  1. Your spouse must be convinced beyond all doubt that your behavior is actually a delightful and unique aspect of the wonderfulness of you! This is not an easy task when he's tripping over fleeces while holding his arms out straight so you can wind a skein. If he falls in love with a project you must not sell that project. If he expresses curiosity about whether or not it is possible to hand spin dryer lint or pill bottle cotton you must humor him and spin it, ply it, and knit him an egg cozy from it! Keep him intrigued or take your chances that he'll wake up, smell the coffee and realize he's been cocooned in wool.
  2. Convince yourself that nothing is wrong. The best way to do this is to make sure that most of your friends are fellow addicts. Join a fiber guild. Surround yourself with other people who use their crock pots to dye wool and their salad spinners to wring out fiber. I personally know 3 people who have a second microwave used solely for heat-setting acid dyes.

Now here's the rub. You can convince your spouse that you're normal, you can surround yourself with fellow addicts, but good luck tricking your children. They learn early on that none of their friends have drum carders vice-clamped onto the dining table. They look around in the orthodontist's office and see that no one else's mother is twirling a drop spindle. (They have no use for lint-spun egg cozies.) All you can do is lay low. Best advice here, try to be "cool" once in a while. (It can happen.) Heck, look at me I'M BLOGGING. Well, time is up. The microwave just told me the Corriedale is color set.


Hi, My name's Teresa Clayton, The Treadler, and I'm addicted to wool. It's been 3 days since I last used fiber. No, I admit I'm not being truthful here. There's a little bit of wool stuck to my shirt right now. (Well, this isn't true either, it's alpaca.) Anyway, it's been zero days since I last used fiber.

My story's one you've heard time and again. I was raised in a house where fiber abuse ran rampant and was subsequently normalized. (It was no big deal to see a myriad of knitting needles lying about.) As a youngster I thought everyone's mother drove like a fiend to sales and held their children hostage in yarn departments for hours as dye lots were compared, money exchanged, and great stashes of 3-ply accumulated. I remember these yarn-runs well because many of mum's skein haunts did not have public restroom facilities. Time stood still.

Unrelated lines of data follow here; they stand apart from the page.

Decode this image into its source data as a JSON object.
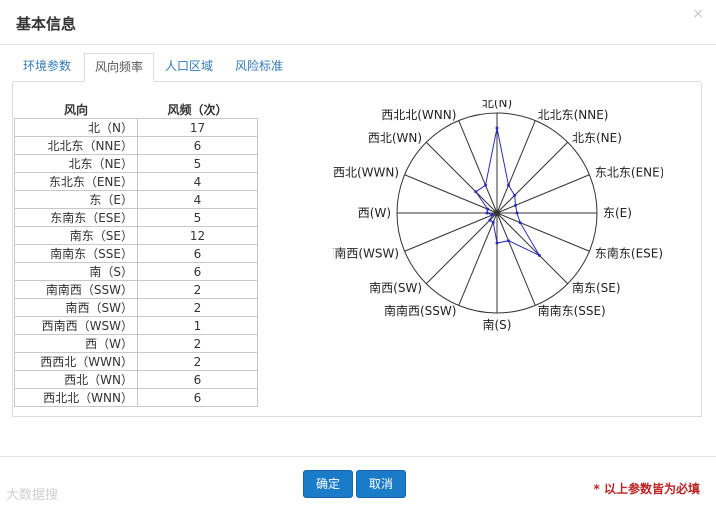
{
  "dialog": {
    "title": "基本信息",
    "close_glyph": "×"
  },
  "tabs": [
    {
      "label": "环境参数",
      "active": false
    },
    {
      "label": "风向频率",
      "active": true
    },
    {
      "label": "人口区域",
      "active": false
    },
    {
      "label": "风险标准",
      "active": false
    }
  ],
  "table": {
    "headers": {
      "direction": "风向",
      "frequency": "风频（次）"
    },
    "rows": [
      {
        "dir": "北（N）",
        "count": 17
      },
      {
        "dir": "北北东（NNE）",
        "count": 6
      },
      {
        "dir": "北东（NE）",
        "count": 5
      },
      {
        "dir": "东北东（ENE）",
        "count": 4
      },
      {
        "dir": "东（E）",
        "count": 4
      },
      {
        "dir": "东南东（ESE）",
        "count": 5
      },
      {
        "dir": "南东（SE）",
        "count": 12
      },
      {
        "dir": "南南东（SSE）",
        "count": 6
      },
      {
        "dir": "南（S）",
        "count": 6
      },
      {
        "dir": "南南西（SSW）",
        "count": 2
      },
      {
        "dir": "南西（SW）",
        "count": 2
      },
      {
        "dir": "西南西（WSW）",
        "count": 1
      },
      {
        "dir": "西（W）",
        "count": 2
      },
      {
        "dir": "西西北（WWN）",
        "count": 2
      },
      {
        "dir": "西北（WN）",
        "count": 6
      },
      {
        "dir": "西北北（WNN）",
        "count": 6
      }
    ]
  },
  "chart_data": {
    "type": "radar",
    "categories": [
      "北(N)",
      "北北东(NNE)",
      "北东(NE)",
      "东北东(ENE)",
      "东(E)",
      "东南东(ESE)",
      "南东(SE)",
      "南南东(SSE)",
      "南(S)",
      "南南西(SSW)",
      "南西(SW)",
      "西南西(WSW)",
      "西(W)",
      "西西北(WWN)",
      "西北(WN)",
      "西北北(WNN)"
    ],
    "values": [
      17,
      6,
      5,
      4,
      4,
      5,
      12,
      6,
      6,
      2,
      2,
      1,
      2,
      2,
      6,
      6
    ],
    "max": 20,
    "line_color": "#2b2bbf",
    "grid": true
  },
  "footer": {
    "confirm_label": "确定",
    "cancel_label": "取消",
    "required_note": "* 以上参数皆为必填",
    "watermark": "大数据搜"
  }
}
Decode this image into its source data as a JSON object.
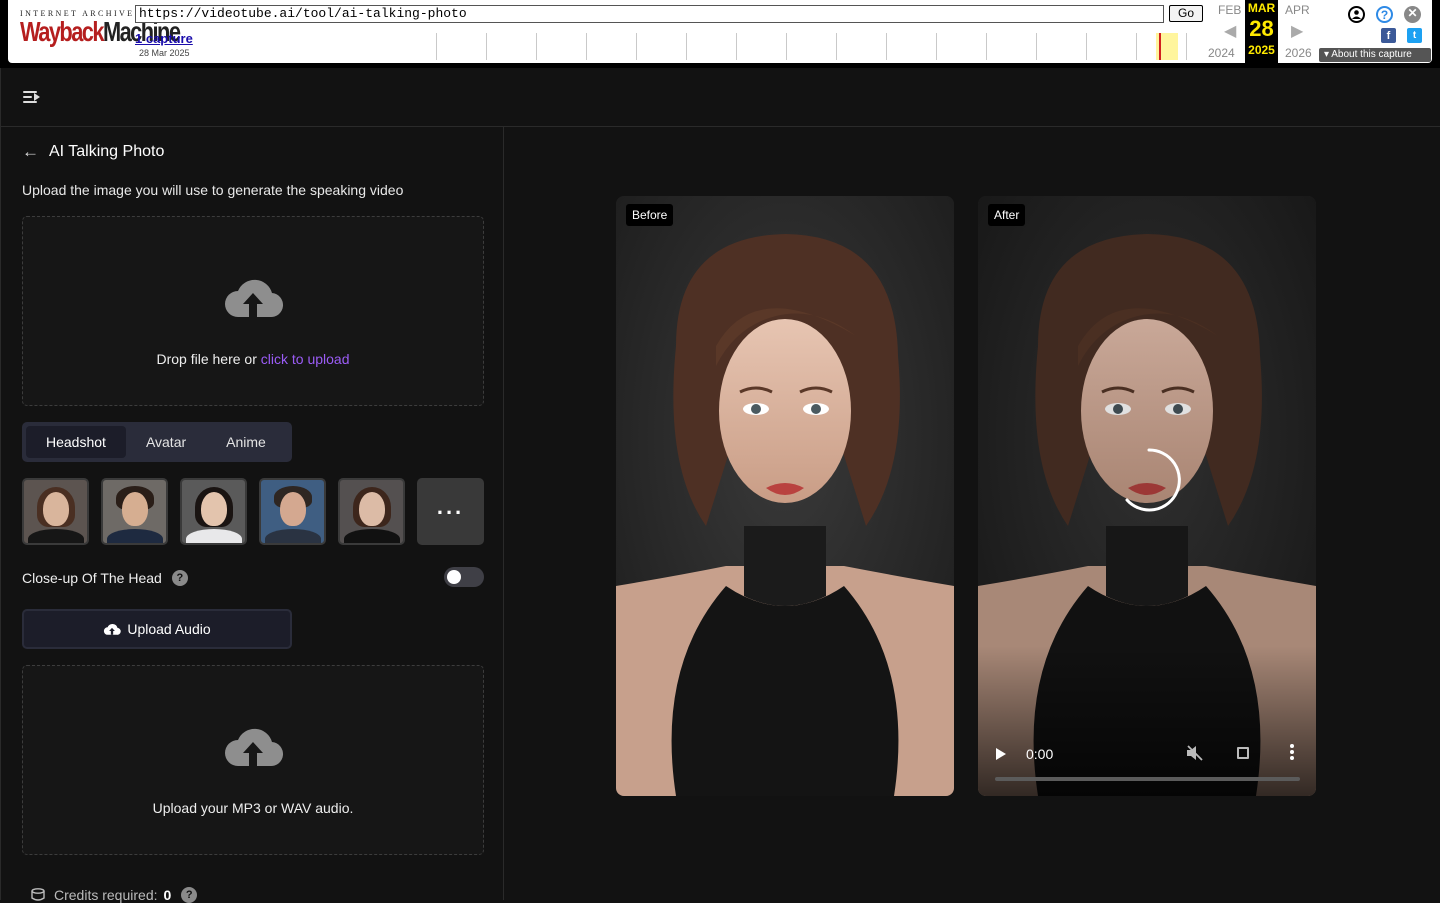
{
  "wayback": {
    "logo_top": "INTERNET ARCHIVE",
    "logo_main_a": "Wayback",
    "logo_main_b": "Machine",
    "url": "https://videotube.ai/tool/ai-talking-photo",
    "go_label": "Go",
    "captures": "1 capture",
    "capture_date": "28 Mar 2025",
    "prev_month": "FEB",
    "cur_month": "MAR",
    "next_month": "APR",
    "cur_day": "28",
    "prev_year": "2024",
    "cur_year": "2025",
    "next_year": "2026",
    "about": "About this capture"
  },
  "panel": {
    "title": "AI Talking Photo",
    "subtitle": "Upload the image you will use to generate the speaking video",
    "image_drop": {
      "text": "Drop file here or ",
      "link": "click to upload"
    },
    "tabs": [
      {
        "label": "Headshot",
        "active": true
      },
      {
        "label": "Avatar",
        "active": false
      },
      {
        "label": "Anime",
        "active": false
      }
    ],
    "more_label": "...",
    "closeup_label": "Close-up Of The Head",
    "help_label": "?",
    "closeup_enabled": false,
    "upload_audio_label": "Upload Audio",
    "audio_drop_text": "Upload your MP3 or WAV audio.",
    "credits_label": "Credits required:",
    "credits_value": "0"
  },
  "preview": {
    "before_label": "Before",
    "after_label": "After",
    "video_time": "0:00",
    "video_progress": 0
  }
}
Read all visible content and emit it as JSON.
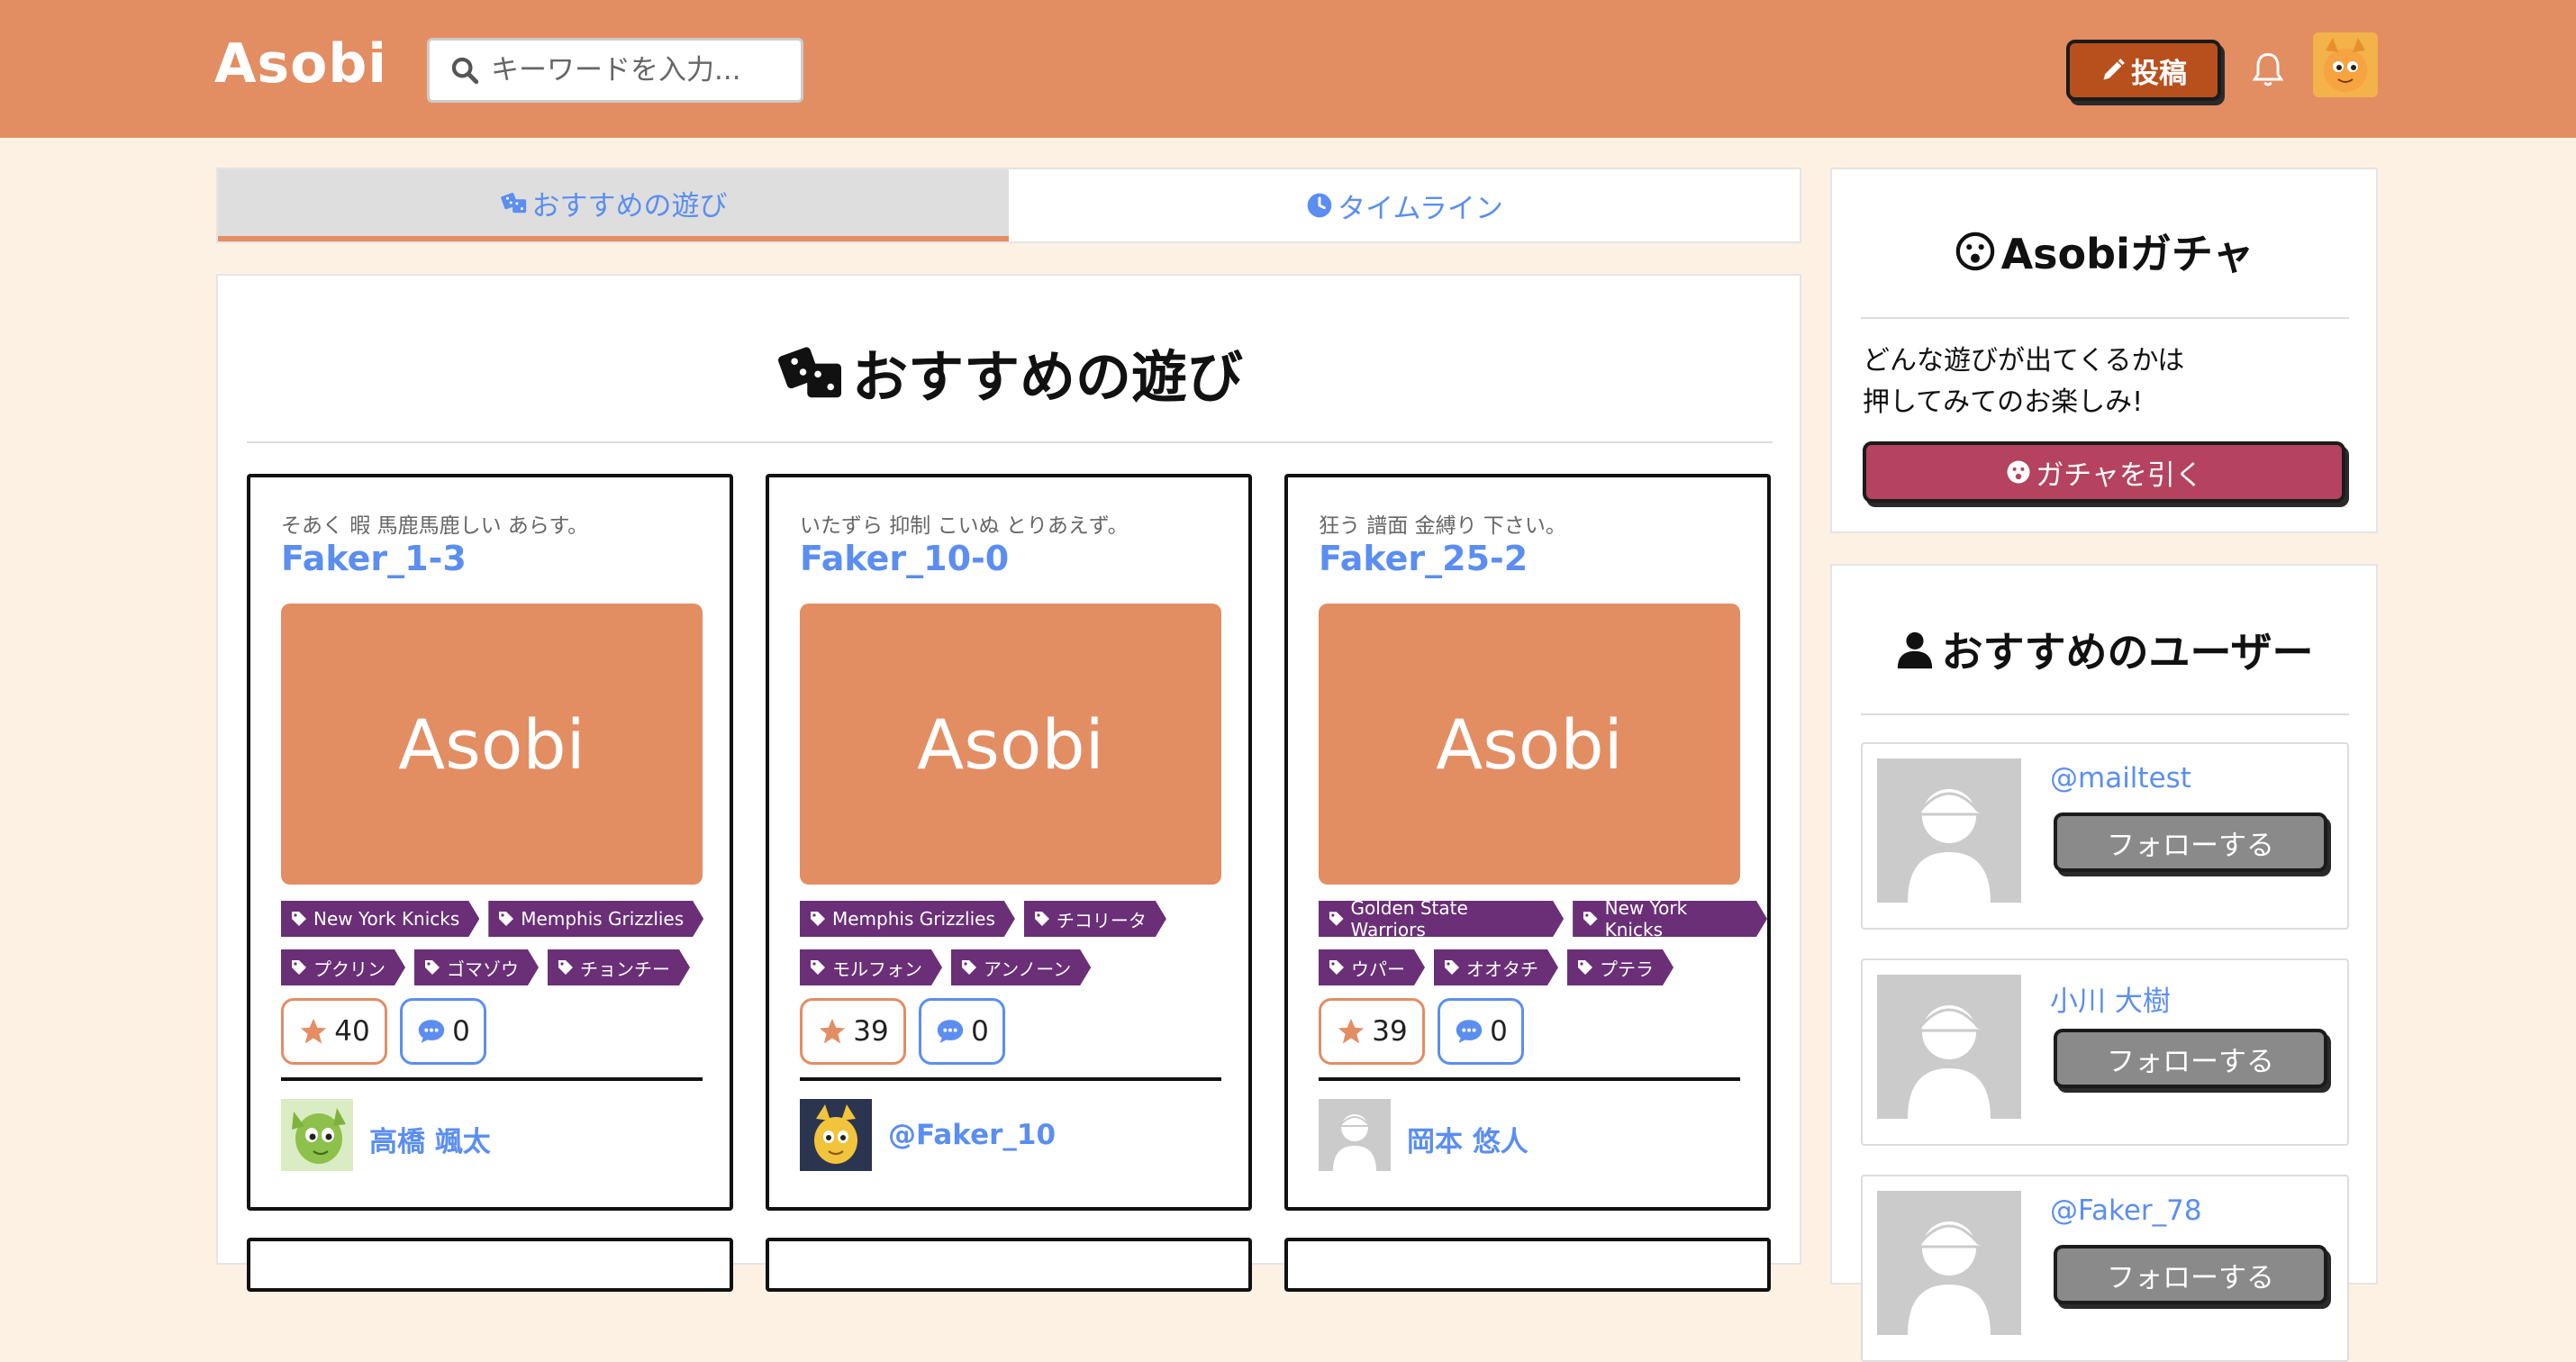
{
  "header": {
    "logo": "Asobi",
    "search_placeholder": "キーワードを入力...",
    "post_label": "投稿"
  },
  "tabs": [
    {
      "label": "おすすめの遊び",
      "icon": "dice-icon",
      "active": true
    },
    {
      "label": "タイムライン",
      "icon": "clock-icon",
      "active": false
    }
  ],
  "main": {
    "title": "おすすめの遊び",
    "thumb_text": "Asobi",
    "cards": [
      {
        "desc": "そあく 暇 馬鹿馬鹿しい あらす。",
        "title": "Faker_1-3",
        "tags_row1": [
          "New York Knicks",
          "Memphis Grizzlies"
        ],
        "tags_row2": [
          "プクリン",
          "ゴマゾウ",
          "チョンチー"
        ],
        "stars": "40",
        "comments": "0",
        "author": "高橋 颯太"
      },
      {
        "desc": "いたずら 抑制 こいぬ とりあえず。",
        "title": "Faker_10-0",
        "tags_row1": [
          "Memphis Grizzlies",
          "チコリータ"
        ],
        "tags_row2": [
          "モルフォン",
          "アンノーン"
        ],
        "stars": "39",
        "comments": "0",
        "author": "@Faker_10"
      },
      {
        "desc": "狂う 譜面 金縛り 下さい。",
        "title": "Faker_25-2",
        "tags_row1": [
          "Golden State Warriors",
          "New York Knicks"
        ],
        "tags_row2": [
          "ウパー",
          "オオタチ",
          "プテラ"
        ],
        "stars": "39",
        "comments": "0",
        "author": "岡本 悠人"
      }
    ]
  },
  "gacha": {
    "title": "Asobiガチャ",
    "text_line1": "どんな遊びが出てくるかは",
    "text_line2": "押してみてのお楽しみ!",
    "button_label": "ガチャを引く"
  },
  "users": {
    "title": "おすすめのユーザー",
    "follow_label": "フォローする",
    "items": [
      {
        "name": "@mailtest"
      },
      {
        "name": "小川 大樹"
      },
      {
        "name": "@Faker_78"
      }
    ]
  },
  "colors": {
    "header": "#e38d63",
    "accent_blue": "#5b8ef0",
    "tag": "#6a2f77",
    "post_button": "#b8501e",
    "gacha_button": "#b5425e",
    "follow_button": "#8a8a8a",
    "background": "#fdf1e3"
  }
}
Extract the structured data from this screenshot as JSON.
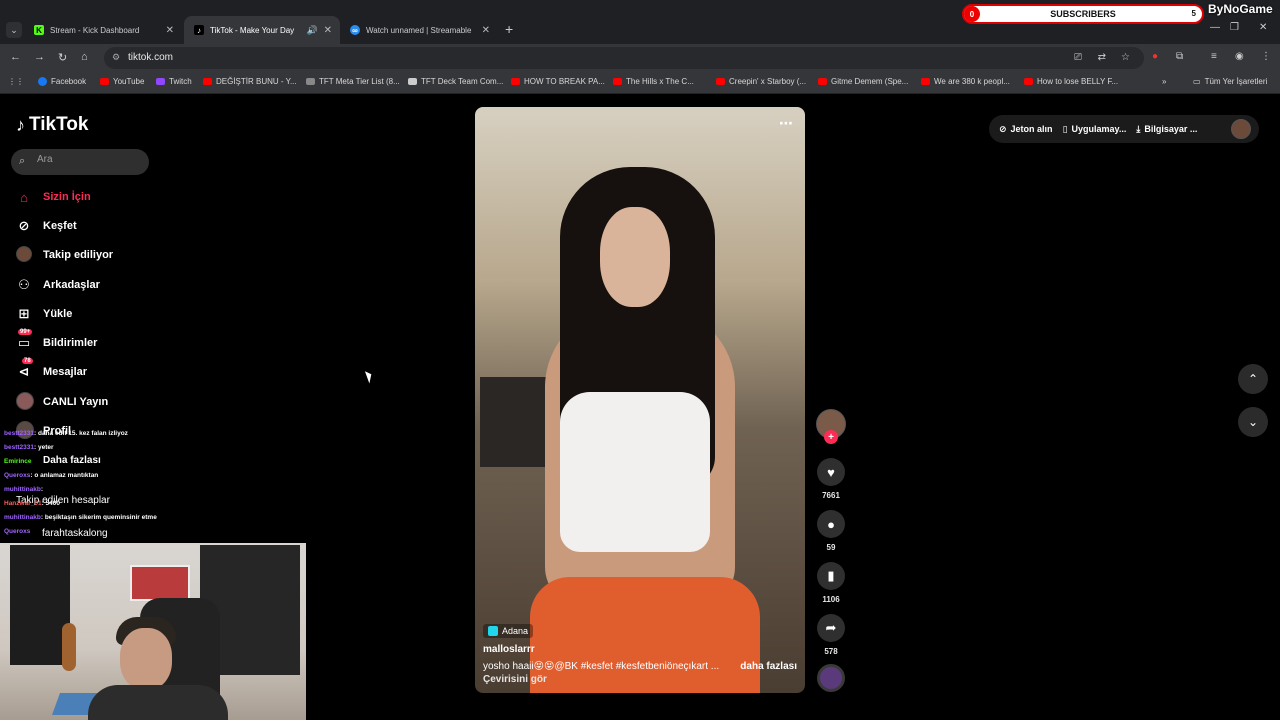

As a young adult it was obvious that I'd inherited this addictive gene. For the most part my siblings came away unscathed whereas I upped the ante and took it all a bit farther than my mother before me. No longer satisfied with mill-spun yarn I resorted to mixing my own concoctions. I enjoyed having control over the concentrated levels of alpaca, angora and whatever other fiber I could lay my hands on to stir into the woollen mix. Great batts of fiber! Pandora's box was then opened wide.